Migrants stranded in Greece as Balkan states tighten controls
Médecins Sans Frontières lambasts ‘European states’ chaotic decisions’
Since Sunday, Macedonia has only let Syrians and Iraqis with identification papers cross into the country from Greece and travel north, blocking all other nationalities including Afghans, who were previously allowed to enter.
Balkan states now transport Syrians and Iraqis by train directly from the Macedonia-Greece border to Slovenia’s frontier with Austria. They are only allowed off the train in Macedonia, Serbia, Croatia or Slovenia for medical reasons, or if they want to claim asylum in one of those countries.
The trigger for the tighter Balkan restrictions was Austria’s announcement that it would allow only 80 people per day to claim asylum, and permit a maximum 3,200 people each day to cross its territory en route to Germany.
European Union and non-EU states are taking unilateral and group measures despite criticism of such moves from Germany and top EU officials, as Berlin and Brussels grapple with the Continent’s worst refugee crisis since the second World War.
With spring set to bring an even greater influx of asylum seekers than last year, and a German plan to distribute refugees around the EU in tatters, aid groups are alarmed at the bloc’s inaction as pressure soars inside an unprepared Greece.
Aid groups said about 5,000 people were stuck at Greece’s border with Macedonia, and at least 3,000 more were in Athens waiting to travel north.
“Our teams in Serbia and Greece are already witnessing the first dramatic consequences of European states’ latest irresponsible and chaotic decisions,” said Aurelie Ponthieu of Médecins Sans Frontières (MSF).
“In Serbia, the increasing arbitrary pushbacks from Slovenia and Croatia are leaving entire families stranded at the borders with no reliable information,” said Ms Ponthieu, MSF’s humanitarian adviser on displacement.
“Likewise, in a sadly predictable domino effect, the restrictions introduced first in Serbia and now at the border between Greece and [Macedonia], which prevent Afghan men, women and children from crossing, will make an already fragile group of people extremely vulnerable.”
As MSF warned that those trapped on Balkan borders were “easy prey for smugglers and at a heightened risk of violence and exploitation”, the EU’s police agency, Europol, called people-smuggling the “fastest growing criminal market in Europe”. ”
It said people traffickers made up to €6 billion in 2015, a figure that could “double or triple if the scale of the current migration crisis persists in the upcoming year”.
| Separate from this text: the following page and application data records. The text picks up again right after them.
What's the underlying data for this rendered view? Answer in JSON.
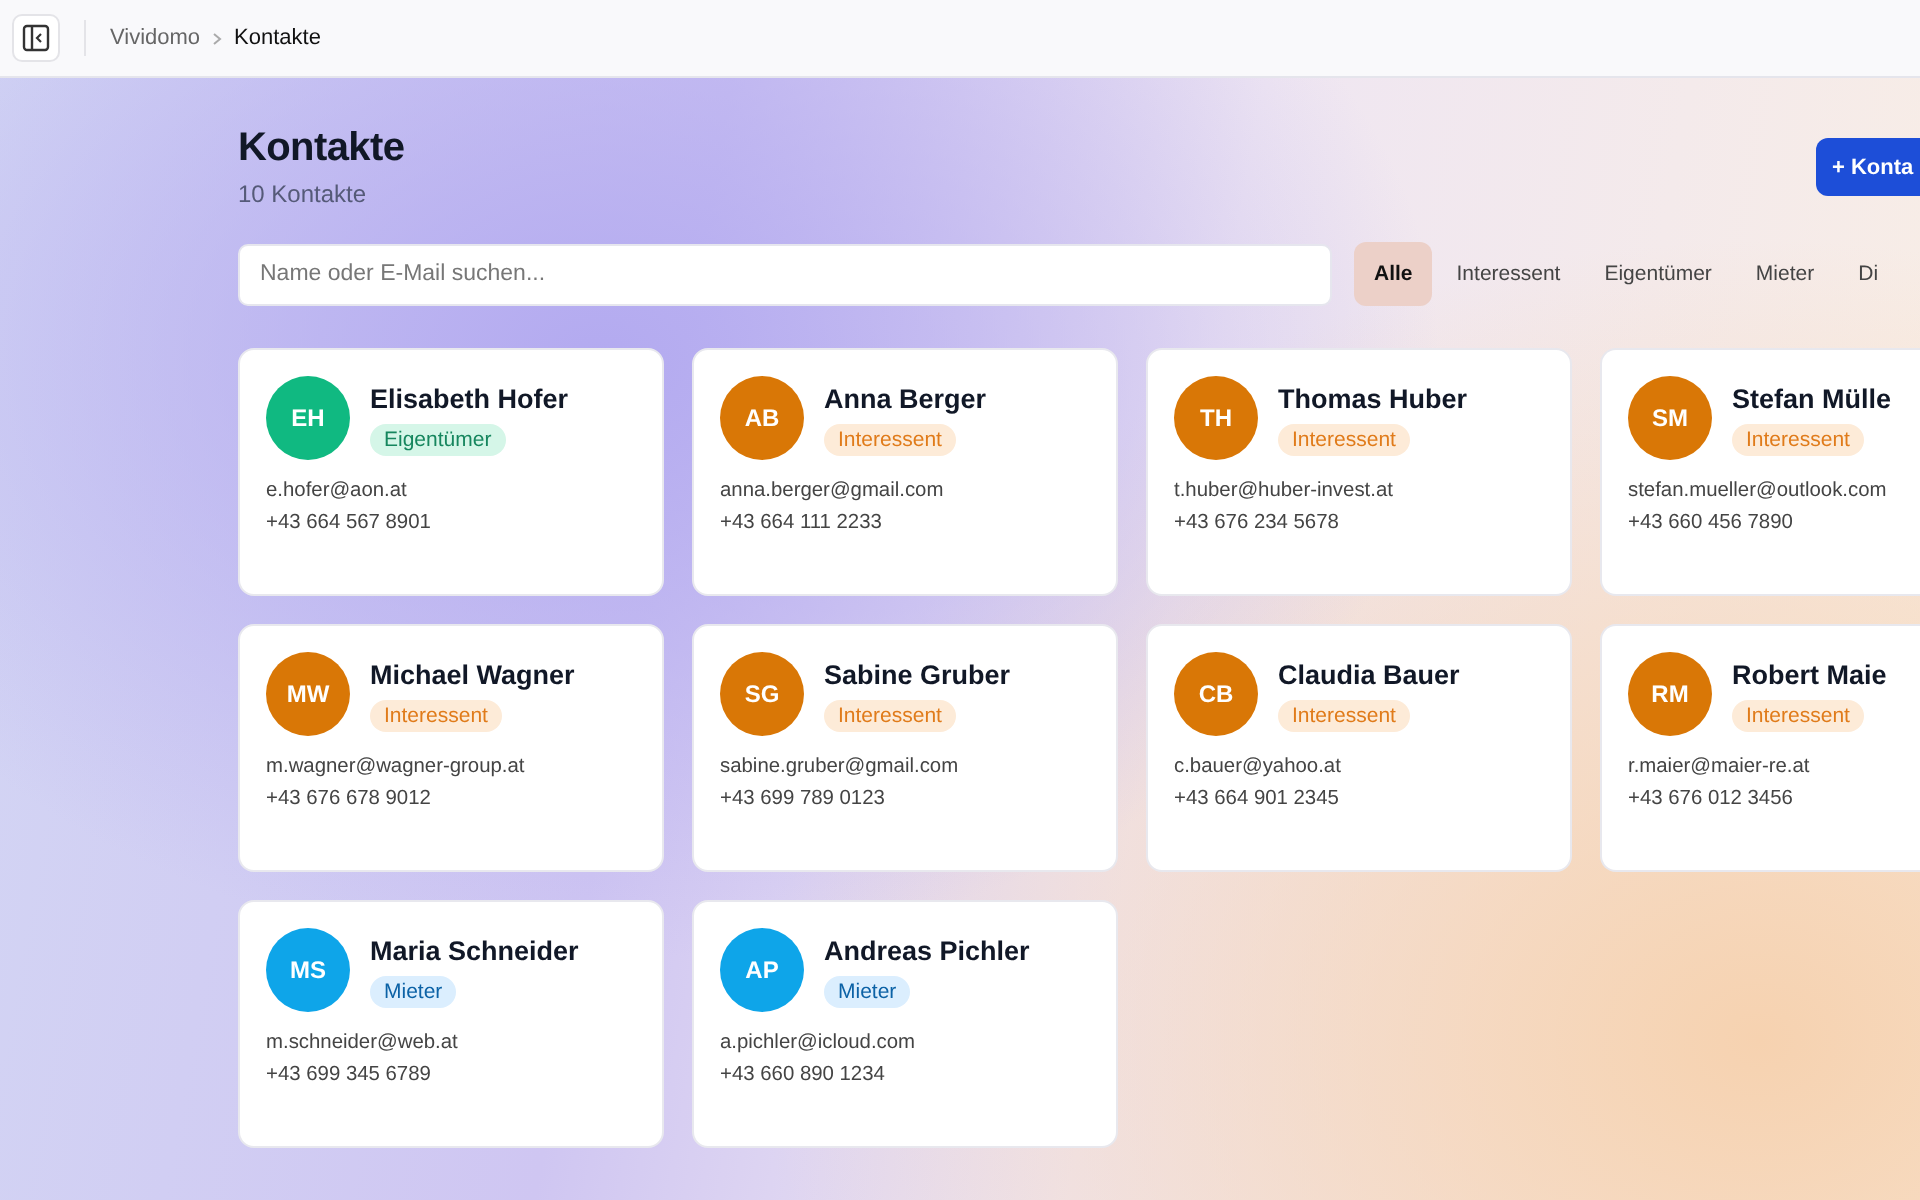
{
  "topbar": {
    "breadcrumb": [
      "Vividomo",
      "Kontakte"
    ]
  },
  "header": {
    "title": "Kontakte",
    "subtitle": "10 Kontakte",
    "add_button": "+ Konta"
  },
  "search": {
    "placeholder": "Name oder E-Mail suchen..."
  },
  "filters": [
    {
      "label": "Alle",
      "selected": true
    },
    {
      "label": "Interessent",
      "selected": false
    },
    {
      "label": "Eigentümer",
      "selected": false
    },
    {
      "label": "Mieter",
      "selected": false
    },
    {
      "label": "Di",
      "selected": false
    }
  ],
  "contacts": [
    {
      "initials": "EH",
      "name": "Elisabeth Hofer",
      "role": "Eigentümer",
      "kind": "owner",
      "email": "e.hofer@aon.at",
      "phone": "+43 664 567 8901"
    },
    {
      "initials": "AB",
      "name": "Anna Berger",
      "role": "Interessent",
      "kind": "prospect",
      "email": "anna.berger@gmail.com",
      "phone": "+43 664 111 2233"
    },
    {
      "initials": "TH",
      "name": "Thomas Huber",
      "role": "Interessent",
      "kind": "prospect",
      "email": "t.huber@huber-invest.at",
      "phone": "+43 676 234 5678"
    },
    {
      "initials": "SM",
      "name": "Stefan Mülle",
      "role": "Interessent",
      "kind": "prospect",
      "email": "stefan.mueller@outlook.com",
      "phone": "+43 660 456 7890"
    },
    {
      "initials": "MW",
      "name": "Michael Wagner",
      "role": "Interessent",
      "kind": "prospect",
      "email": "m.wagner@wagner-group.at",
      "phone": "+43 676 678 9012"
    },
    {
      "initials": "SG",
      "name": "Sabine Gruber",
      "role": "Interessent",
      "kind": "prospect",
      "email": "sabine.gruber@gmail.com",
      "phone": "+43 699 789 0123"
    },
    {
      "initials": "CB",
      "name": "Claudia Bauer",
      "role": "Interessent",
      "kind": "prospect",
      "email": "c.bauer@yahoo.at",
      "phone": "+43 664 901 2345"
    },
    {
      "initials": "RM",
      "name": "Robert Maie",
      "role": "Interessent",
      "kind": "prospect",
      "email": "r.maier@maier-re.at",
      "phone": "+43 676 012 3456"
    },
    {
      "initials": "MS",
      "name": "Maria Schneider",
      "role": "Mieter",
      "kind": "tenant",
      "email": "m.schneider@web.at",
      "phone": "+43 699 345 6789"
    },
    {
      "initials": "AP",
      "name": "Andreas Pichler",
      "role": "Mieter",
      "kind": "tenant",
      "email": "a.pichler@icloud.com",
      "phone": "+43 660 890 1234"
    }
  ]
}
Launching a new European migrant smuggling centre in The Hague, Europol director Rob Wainwright said there was little evidence that people linked to terror groups were using the refugee crisis to enter Europe in large numbers.
“Far less than 0.01 per cent of terrorist suspects have had migrant links,” he said.